Task details: Every entry that follows should be output again, word for word.

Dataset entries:
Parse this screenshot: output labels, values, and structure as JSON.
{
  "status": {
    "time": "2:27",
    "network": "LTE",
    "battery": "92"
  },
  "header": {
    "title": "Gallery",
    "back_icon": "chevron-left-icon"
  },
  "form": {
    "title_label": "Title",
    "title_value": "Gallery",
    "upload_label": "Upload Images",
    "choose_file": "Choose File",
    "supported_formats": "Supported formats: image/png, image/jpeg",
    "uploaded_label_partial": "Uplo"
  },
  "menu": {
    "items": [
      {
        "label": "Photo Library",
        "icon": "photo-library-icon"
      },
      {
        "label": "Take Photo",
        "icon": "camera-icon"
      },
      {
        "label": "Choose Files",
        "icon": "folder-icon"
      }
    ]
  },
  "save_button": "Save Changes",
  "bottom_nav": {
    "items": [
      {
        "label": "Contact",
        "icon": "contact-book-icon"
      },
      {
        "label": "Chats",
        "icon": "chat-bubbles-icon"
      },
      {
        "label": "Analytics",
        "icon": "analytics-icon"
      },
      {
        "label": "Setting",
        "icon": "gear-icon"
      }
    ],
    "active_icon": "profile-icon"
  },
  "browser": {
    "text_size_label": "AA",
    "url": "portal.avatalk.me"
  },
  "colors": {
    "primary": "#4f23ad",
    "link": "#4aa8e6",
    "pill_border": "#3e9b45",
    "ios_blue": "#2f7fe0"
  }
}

Exercise solution:
Parse this screenshot: output labels, values, and structure as JSON.
{
  "status": {
    "time": "2:27",
    "network": "LTE",
    "battery": "92"
  },
  "header": {
    "title": "Gallery",
    "back_icon": "chevron-left-icon"
  },
  "form": {
    "title_label": "Title",
    "title_value": "Gallery",
    "upload_label": "Upload Images",
    "choose_file": "Choose File",
    "supported_formats": "Supported formats: image/png, image/jpeg",
    "uploaded_label_partial": "Uplo"
  },
  "menu": {
    "items": [
      {
        "label": "Photo Library",
        "icon": "photo-library-icon"
      },
      {
        "label": "Take Photo",
        "icon": "camera-icon"
      },
      {
        "label": "Choose Files",
        "icon": "folder-icon"
      }
    ]
  },
  "save_button": "Save Changes",
  "bottom_nav": {
    "items": [
      {
        "label": "Contact",
        "icon": "contact-book-icon"
      },
      {
        "label": "Chats",
        "icon": "chat-bubbles-icon"
      },
      {
        "label": "Analytics",
        "icon": "analytics-icon"
      },
      {
        "label": "Setting",
        "icon": "gear-icon"
      }
    ],
    "active_icon": "profile-icon"
  },
  "browser": {
    "text_size_label": "AA",
    "url": "portal.avatalk.me"
  },
  "colors": {
    "primary": "#4f23ad",
    "link": "#4aa8e6",
    "pill_border": "#3e9b45",
    "ios_blue": "#2f7fe0"
  }
}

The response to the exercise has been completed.